Inspiring grads: Doctorate degree caps 18-year academic career at UIC
David Segura came to UIC as a freshman with a guaranteed seat in medical school, but in December, he’ll cap his 18-year academic career at UIC with a Ph.D. from the College of Education.
“My interests evolved,” said Segura, recounting the steps he took through his journey at UIC.
A high-achieving student, Segura was on track to become a doctor when he took an honors seminar focused on education. After realizing that it piqued his interest, he had a decision to make.
“I just felt that education was more of a direct way to affect people’s lives,” he said.
Segura, who joined UIC in 2000, graduated with his bachelor’s degree in biology and chemistry in 2004. After, he chose to teach science at a Chicago Public School, the Greater Lawndale High School for Social Justice. He taught there for eight years while pursuing a first master’s in curriculum and instruction (’07), then a second master’s in measurement, evaluation, statistics and Assessment (’13).

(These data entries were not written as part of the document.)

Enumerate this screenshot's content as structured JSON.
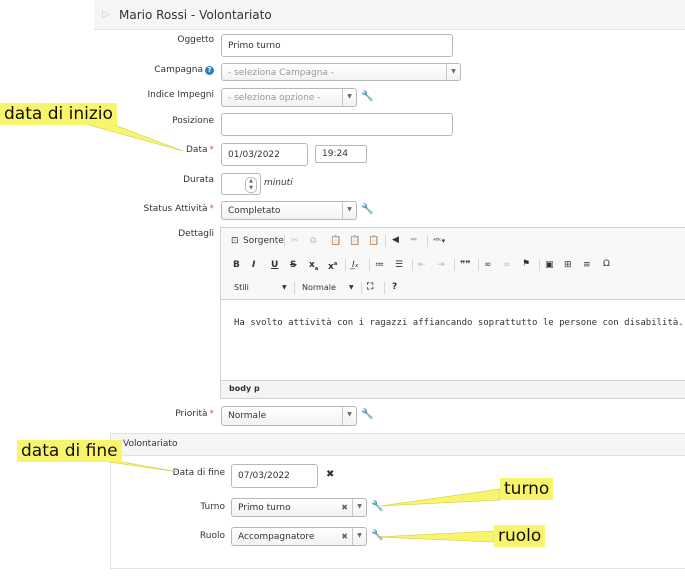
{
  "header": {
    "title": "Mario Rossi - Volontariato"
  },
  "form": {
    "oggetto": {
      "label": "Oggetto",
      "value": "Primo turno"
    },
    "campagna": {
      "label": "Campagna",
      "placeholder": "- seleziona Campagna -"
    },
    "indice": {
      "label": "Indice Impegni",
      "placeholder": "- seleziona opzione -"
    },
    "posizione": {
      "label": "Posizione",
      "value": ""
    },
    "data": {
      "label": "Data",
      "date": "01/03/2022",
      "time": "19:24"
    },
    "durata": {
      "label": "Durata",
      "unit": "minuti"
    },
    "status": {
      "label": "Status Attività",
      "value": "Completato"
    },
    "dettagli": {
      "label": "Dettagli"
    },
    "priorita": {
      "label": "Priorità",
      "value": "Normale"
    }
  },
  "editor": {
    "source_label": "Sorgente",
    "styles_label": "Stili",
    "format_label": "Normale",
    "help_glyph": "?",
    "content": "Ha svolto attività con i ragazzi affiancando soprattutto le persone con disabilità.",
    "path": [
      "body",
      "p"
    ]
  },
  "volontariato": {
    "title": "Volontariato",
    "data_fine": {
      "label": "Data di fine",
      "value": "07/03/2022"
    },
    "turno": {
      "label": "Turno",
      "value": "Primo turno"
    },
    "ruolo": {
      "label": "Ruolo",
      "value": "Accompagnatore"
    }
  },
  "callouts": {
    "data_inizio": "data di inizio",
    "data_fine": "data di fine",
    "turno": "turno",
    "ruolo": "ruolo"
  },
  "colors": {
    "callout": "#f8f46b",
    "required": "#d9534f",
    "help": "#2f7fc1"
  }
}
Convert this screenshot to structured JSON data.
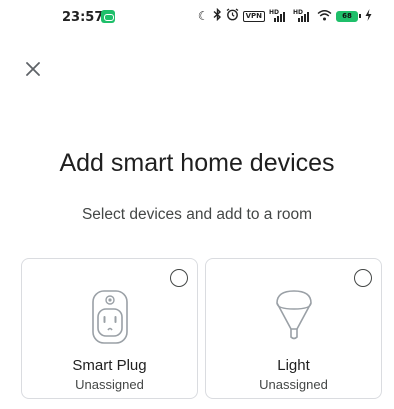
{
  "status_bar": {
    "time": "23:57",
    "vpn_label": "VPN",
    "signal_hd_1": "HD",
    "signal_hd_2": "HD",
    "battery_level": "68",
    "icons": [
      "moon-icon",
      "bluetooth-icon",
      "alarm-icon",
      "vpn-icon",
      "signal-icon",
      "signal-icon",
      "wifi-icon",
      "battery-icon",
      "charging-icon"
    ]
  },
  "header": {
    "close_icon": "close-icon"
  },
  "main": {
    "title": "Add smart home devices",
    "subtitle": "Select devices and add to a room"
  },
  "devices": [
    {
      "name": "Smart Plug",
      "status": "Unassigned",
      "icon": "smart-plug-icon",
      "selected": false
    },
    {
      "name": "Light",
      "status": "Unassigned",
      "icon": "light-bulb-icon",
      "selected": false
    }
  ],
  "colors": {
    "accent_green": "#1fbf6a",
    "card_border": "#dadce0",
    "text_primary": "#1f1f1f",
    "text_secondary": "#444746"
  }
}
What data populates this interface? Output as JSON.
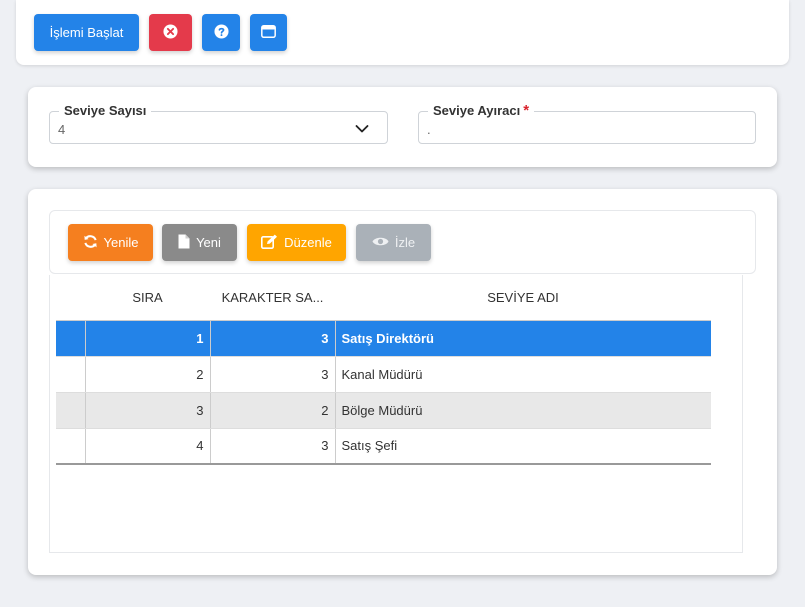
{
  "toolbar": {
    "start_label": "İşlemi Başlat"
  },
  "settings": {
    "level_count": {
      "label": "Seviye Sayısı",
      "value": "4"
    },
    "separator": {
      "label": "Seviye Ayıracı",
      "required_mark": "*",
      "value": "."
    }
  },
  "grid_toolbar": {
    "refresh_label": "Yenile",
    "new_label": "Yeni",
    "edit_label": "Düzenle",
    "watch_label": "İzle"
  },
  "grid": {
    "columns": [
      "SIRA",
      "KARAKTER SA...",
      "SEVİYE ADI"
    ],
    "rows": [
      {
        "sira": "1",
        "karakter": "3",
        "ad": "Satış Direktörü"
      },
      {
        "sira": "2",
        "karakter": "3",
        "ad": "Kanal Müdürü"
      },
      {
        "sira": "3",
        "karakter": "2",
        "ad": "Bölge Müdürü"
      },
      {
        "sira": "4",
        "karakter": "3",
        "ad": "Satış Şefi"
      }
    ]
  },
  "colors": {
    "primary": "#2383e8",
    "danger": "#e43a4b",
    "orange": "#f57f1f",
    "gray": "#8a8a8a",
    "amber": "#ffa500",
    "disabled": "#aab1b8"
  }
}
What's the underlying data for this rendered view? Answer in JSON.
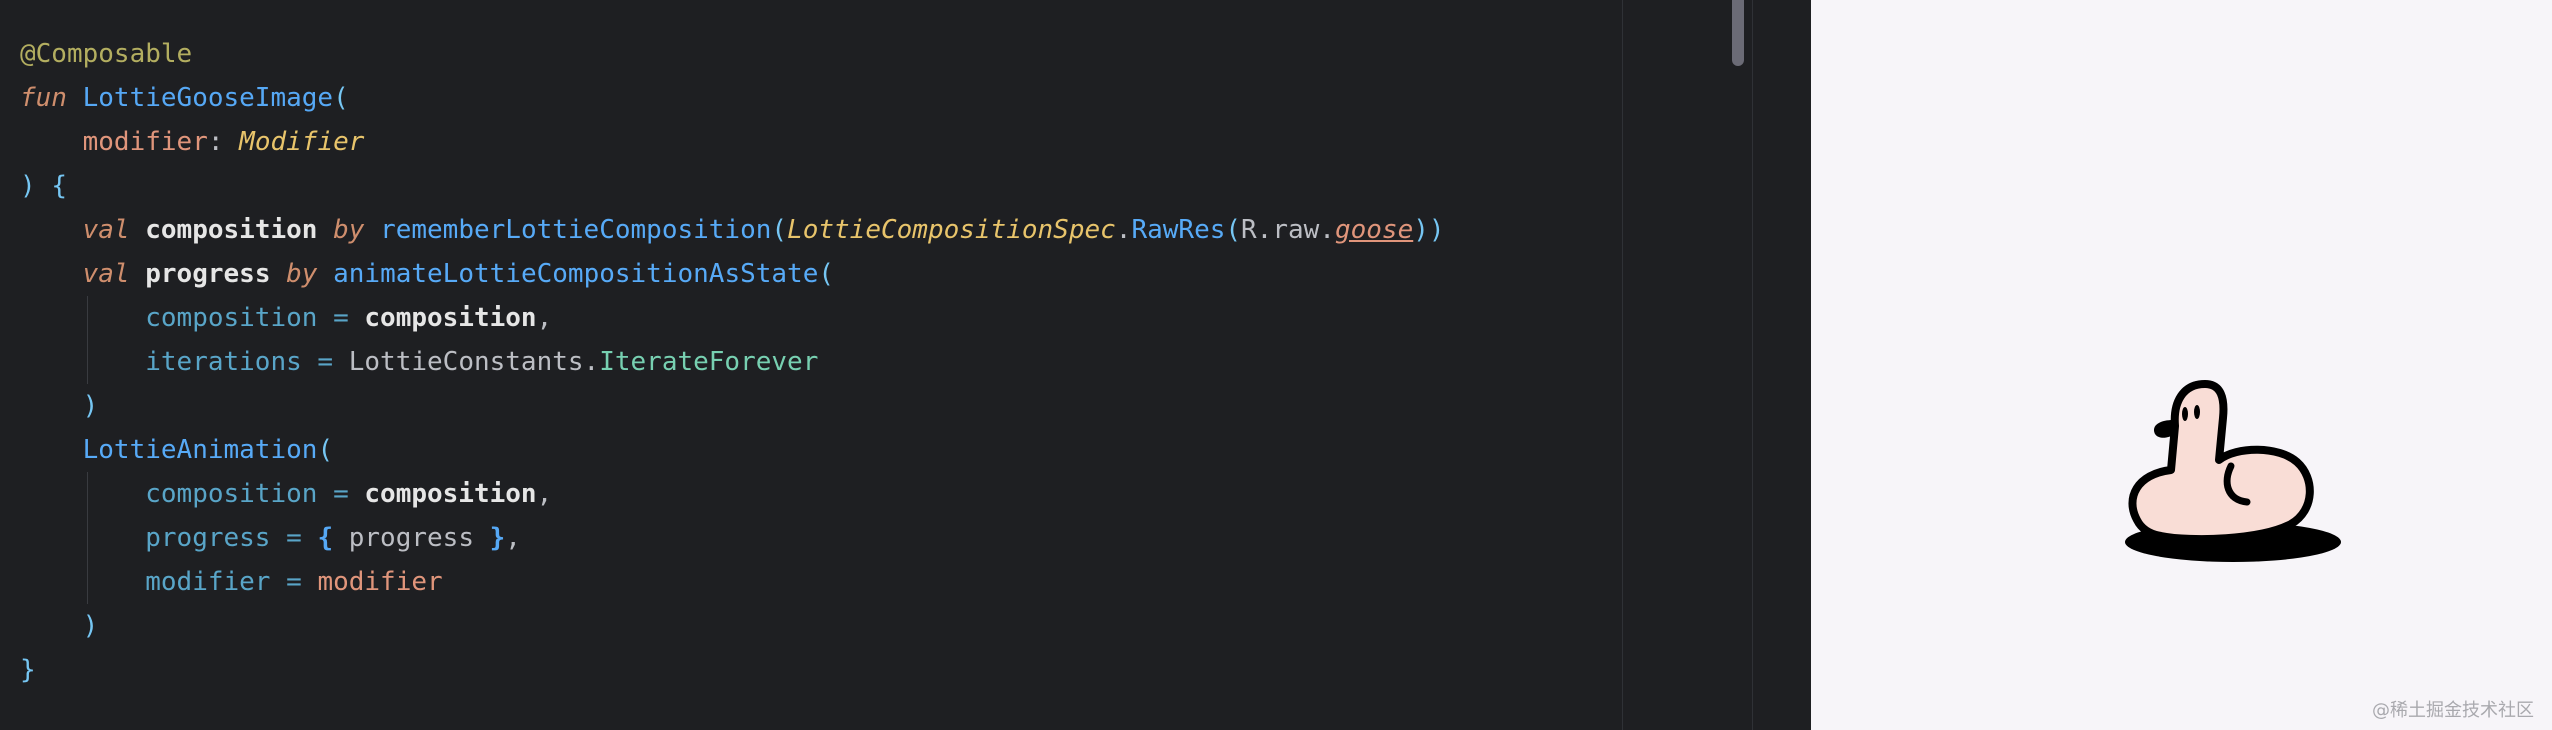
{
  "editor": {
    "lines": [
      {
        "indent": 0,
        "tokens": [
          {
            "t": "@Composable",
            "c": "annot"
          }
        ]
      },
      {
        "indent": 0,
        "tokens": [
          {
            "t": "fun",
            "c": "kwi"
          },
          {
            "t": " "
          },
          {
            "t": "LottieGooseImage",
            "c": "fn"
          },
          {
            "t": "(",
            "c": "paren"
          }
        ]
      },
      {
        "indent": 1,
        "tokens": [
          {
            "t": "modifier",
            "c": "param"
          },
          {
            "t": ": "
          },
          {
            "t": "Modifier",
            "c": "type"
          }
        ]
      },
      {
        "indent": 0,
        "tokens": [
          {
            "t": ")",
            "c": "paren"
          },
          {
            "t": " "
          },
          {
            "t": "{",
            "c": "paren"
          }
        ]
      },
      {
        "indent": 1,
        "tokens": [
          {
            "t": "val",
            "c": "kwi"
          },
          {
            "t": " "
          },
          {
            "t": "composition",
            "c": "var"
          },
          {
            "t": " "
          },
          {
            "t": "by",
            "c": "kwi"
          },
          {
            "t": " "
          },
          {
            "t": "rememberLottieComposition",
            "c": "fncall"
          },
          {
            "t": "(",
            "c": "paren"
          },
          {
            "t": "LottieCompositionSpec",
            "c": "type"
          },
          {
            "t": "."
          },
          {
            "t": "RawRes",
            "c": "fncall"
          },
          {
            "t": "(",
            "c": "paren"
          },
          {
            "t": "R.raw."
          },
          {
            "t": "goose",
            "c": "res"
          },
          {
            "t": "))",
            "c": "paren"
          }
        ]
      },
      {
        "indent": 1,
        "tokens": [
          {
            "t": "val",
            "c": "kwi"
          },
          {
            "t": " "
          },
          {
            "t": "progress",
            "c": "var"
          },
          {
            "t": " "
          },
          {
            "t": "by",
            "c": "kwi"
          },
          {
            "t": " "
          },
          {
            "t": "animateLottieCompositionAsState",
            "c": "fncall"
          },
          {
            "t": "(",
            "c": "paren"
          }
        ]
      },
      {
        "indent": 2,
        "tokens": [
          {
            "t": "composition",
            "c": "named"
          },
          {
            "t": " = ",
            "c": "named"
          },
          {
            "t": "composition",
            "c": "var"
          },
          {
            "t": ","
          }
        ]
      },
      {
        "indent": 2,
        "tokens": [
          {
            "t": "iterations",
            "c": "named"
          },
          {
            "t": " = ",
            "c": "named"
          },
          {
            "t": "LottieConstants."
          },
          {
            "t": "IterateForever",
            "c": "const"
          }
        ]
      },
      {
        "indent": 1,
        "tokens": [
          {
            "t": ")",
            "c": "paren"
          }
        ]
      },
      {
        "indent": 1,
        "tokens": [
          {
            "t": "LottieAnimation",
            "c": "fncall"
          },
          {
            "t": "(",
            "c": "paren"
          }
        ]
      },
      {
        "indent": 2,
        "tokens": [
          {
            "t": "composition",
            "c": "named"
          },
          {
            "t": " = ",
            "c": "named"
          },
          {
            "t": "composition",
            "c": "var"
          },
          {
            "t": ","
          }
        ]
      },
      {
        "indent": 2,
        "tokens": [
          {
            "t": "progress",
            "c": "named"
          },
          {
            "t": " = ",
            "c": "named"
          },
          {
            "t": "{",
            "c": "brace"
          },
          {
            "t": " progress "
          },
          {
            "t": "}",
            "c": "brace"
          },
          {
            "t": ","
          }
        ]
      },
      {
        "indent": 2,
        "tokens": [
          {
            "t": "modifier",
            "c": "named"
          },
          {
            "t": " = ",
            "c": "named"
          },
          {
            "t": "modifier",
            "c": "param"
          }
        ]
      },
      {
        "indent": 1,
        "tokens": [
          {
            "t": ")",
            "c": "paren"
          }
        ]
      },
      {
        "indent": 0,
        "tokens": [
          {
            "t": "}",
            "c": "paren"
          }
        ]
      }
    ]
  },
  "preview": {
    "image": "goose-animation",
    "watermark": "@稀土掘金技术社区"
  },
  "colors": {
    "editor_bg": "#1e1f22",
    "preview_bg": "#f7f5f9",
    "goose_fill": "#f9ddd6",
    "goose_outline": "#000000"
  }
}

“Teaching is great, wonderful and I miss it, but it’s also very constrained in what you could do,” Segura said. “As soon as I graduated, I started a doctoral program because [a mentor] really got me thinking that by being a professor or academic, I could make a larger impact.”
So, Segura completed a Ph.D. in policy studies in urban education. His doctoral dissertation, which he defended over the summer, focused on how students use social capital to persist in science majors. His research interests now are on identity development and persistence of underrepresented students in the STEM field.
“That’s the goal for the next couple of years,” Segura said, “getting my research going.”
Meanwhile, he’s focused on his new role as an assistant professor of education and youth studies at Beloit College, a private liberal arts college in Wisconsin.
The achievement speaks volumes for Segura, especially because he’s a first-generation Latino graduate. His father’s education stopped after third grade.
“I can’t believe it’s real,” Segura said. “I’m in my office sometimes and I think about my parents, how we grew up poor. My dad retired working at a hotel kitchen. My mom is a mental health tech. I know my parents are just over-the-world proud, and I just think about how fortunate I’ve been to make it to this point.”
It’s been no easy feat.
Segura has juggled jobs, research and school for his dream. But his new gig is already paying off.
“I’ve been [at Beloit] for weeks and I have students come up to me and say, ‘Hey, I’ve never had a Latinx professor,’ and it’s just a big deal for me,” Segura said. “It makes me realize how much there is left to do.”